I thought I’d do a bit of a high-level Tax review for a UK PAYE employee like myself. I live in Scotland so this is scoped this end of town.
Here is an example of a table of income tax, National Insurance, and VAT for a PAYE employee in Scotland:
|Taxable Income||Tax Rate||National Insurance||VAT (Spending)||Total Tax|
|Up to £12,500||0%||12%||20%||32%|
|£12,501 – £14,585||19%||12%||20%||51%|
|£14,586 – £25,158||20%||12%||20%||52%|
|£25,159 – £43,430||21%||12%||20%||53%|
|£43,431 – £150,000||41%||12%||20%||73%|
|£150,001 and over||46%||12%||20%||78%|
In this example, the table shows the different tax rates and the corresponding tax due for different ranges of taxable income, including National Insurance and VAT on spending. Keep in mind that this is just an example, and the actual tax rates and amounts may vary depending on your specific circumstances.
England Tax Compared to Scotland
This example is of income tax, National Insurance, and VAT for a PAYE employee in England:
|Taxable Income||Tax Rate||National Insurance||VAT on Spending||Total Tax|
|Up to £12,570||0%||12%||20%||32%|
|£12,571 – £50,270||20%||12%||20%||52%|
|£50,271 – £150,000||40%||12%||20%||72%|
|£150,001 and over||45%||12%||20%||77%|
UK VAT Rules
In the United Kingdom, VAT (Value Added Tax) is a tax that is applied to most goods and services that are purchased and sold within the country. The standard VAT rate in the UK is 20%, although some goods and services are subject to reduced or zero-rated VAT.
Goods and services that are subject to the standard VAT rate include:
- Most goods and services sold by businesses, including goods imported from other countries
- Most goods and services purchased by consumers, including those purchased online or by mail order
Goods and services that are subject to reduced or zero-rated VAT include:

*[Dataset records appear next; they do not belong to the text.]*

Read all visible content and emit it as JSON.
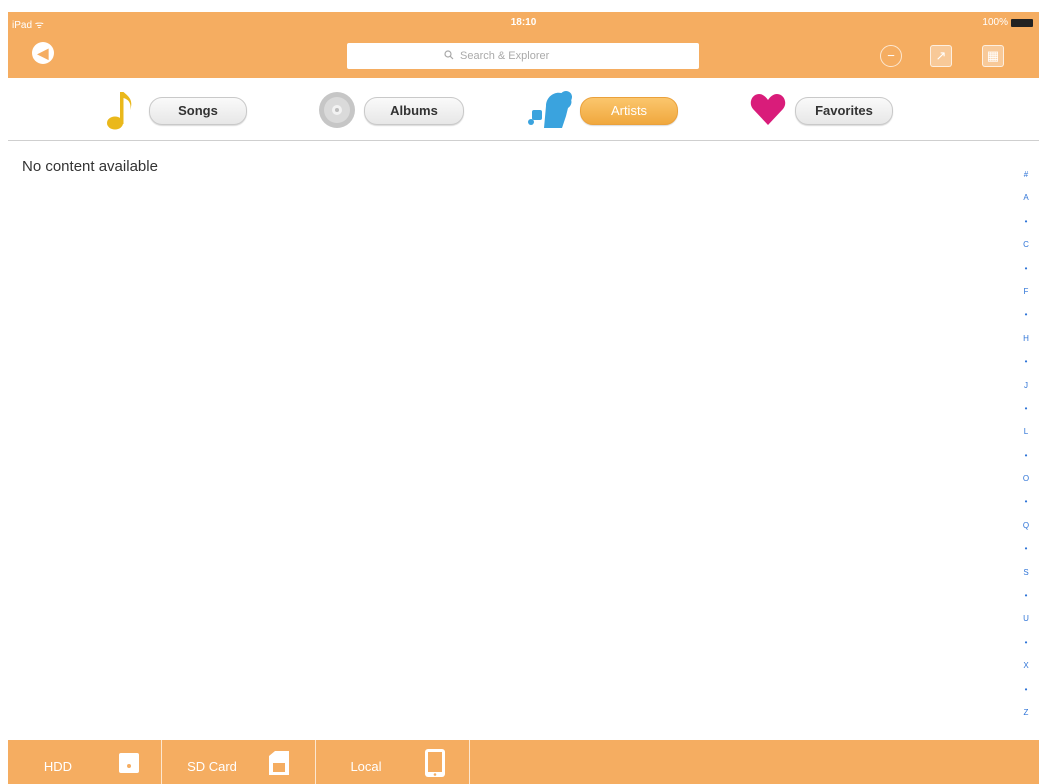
{
  "status_bar": {
    "carrier": "iPad ",
    "wifi_icon": "wifi-icon",
    "time": "18:10",
    "battery": "100%"
  },
  "nav": {
    "back_icon": "back-arrow-icon",
    "search_placeholder": "Search & Explorer",
    "right_icons": [
      "minus-circle-icon",
      "share-icon",
      "grid-icon"
    ]
  },
  "categories": [
    {
      "label": "Songs",
      "icon": "music-note-icon",
      "active": false
    },
    {
      "label": "Albums",
      "icon": "cd-disc-icon",
      "active": false
    },
    {
      "label": "Artists",
      "icon": "artist-silhouette-icon",
      "active": true
    },
    {
      "label": "Favorites",
      "icon": "heart-icon",
      "active": false
    }
  ],
  "main": {
    "empty_message": "No content available"
  },
  "alpha_index": [
    "#",
    "A",
    "•",
    "C",
    "•",
    "F",
    "•",
    "H",
    "•",
    "J",
    "•",
    "L",
    "•",
    "O",
    "•",
    "Q",
    "•",
    "S",
    "•",
    "U",
    "•",
    "X",
    "•",
    "Z"
  ],
  "sources": [
    {
      "label": "HDD",
      "icon": "hdd-icon"
    },
    {
      "label": "SD Card",
      "icon": "sd-card-icon"
    },
    {
      "label": "Local",
      "icon": "tablet-icon"
    }
  ],
  "colors": {
    "accent": "#f5ad61",
    "active_tab": "#f0a83e",
    "index_blue": "#2d73d7",
    "heart": "#d91c7a",
    "note": "#eab81b",
    "artist_blue": "#3aa3de"
  }
}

- Some essential goods and services, such as food and children’s clothing
- Some exported goods and services, including those sold to customers in other EU countries or to customers outside the EU
- Some services provided by charities, including fundraising events and educational services
It is important to note that the VAT rules and rates can change over time, so it is best to consult with a tax professional or refer to the relevant tax laws and regulations to determine the correct VAT rate for specific goods or services.
Income & Inheritance Taxes
In addition to income tax, National Insurance, and VAT, there are several other taxes that are applicable in the United Kingdom. Some of these taxes include:
- Corporation tax: This tax is applied to the profits of businesses and corporations operating in the UK. The corporation tax rate is 19% for most businesses, although some businesses may be eligible for a lower rate.
- Capital gains tax: This tax is applied to the profit or gain that is realized when an individual or business sells an asset, such as a property or investment, for more than the purchase price. The capital gains tax rate varies depending on the individual’s income tax bracket and the type of asset being sold.
- Inheritance tax: This tax is applied to the value of an individual’s estate when they pass away. The inheritance tax rate is 40% for estates valued at more than £325,000, although some exemptions and reliefs may apply.
- Stamp duty: This tax is applied to certain types of property transactions, such as the purchase of a property or the transfer of land or property. The stamp duty rate varies depending on the value of the property and the type of transaction.
Keep in mind, some of the above info is about to undergo changes.
UK Council Tax
Council tax is a tax that is applied to households in the United Kingdom. The tax is used to fund local government services, such as waste collection, road maintenance, and police and fire services. The council tax rate varies depending on the value of the property and the location of the property.
Each property is assigned to a council tax band, ranging from A to H, with A being the lowest band and H being the highest. The council tax rate for each band is set by the local council, and the rate is typically based on the value of the property relative to other properties in the area. The council tax is typically paid by the property owner, although tenants may be required to pay a portion of the tax if they are renting from a landlord.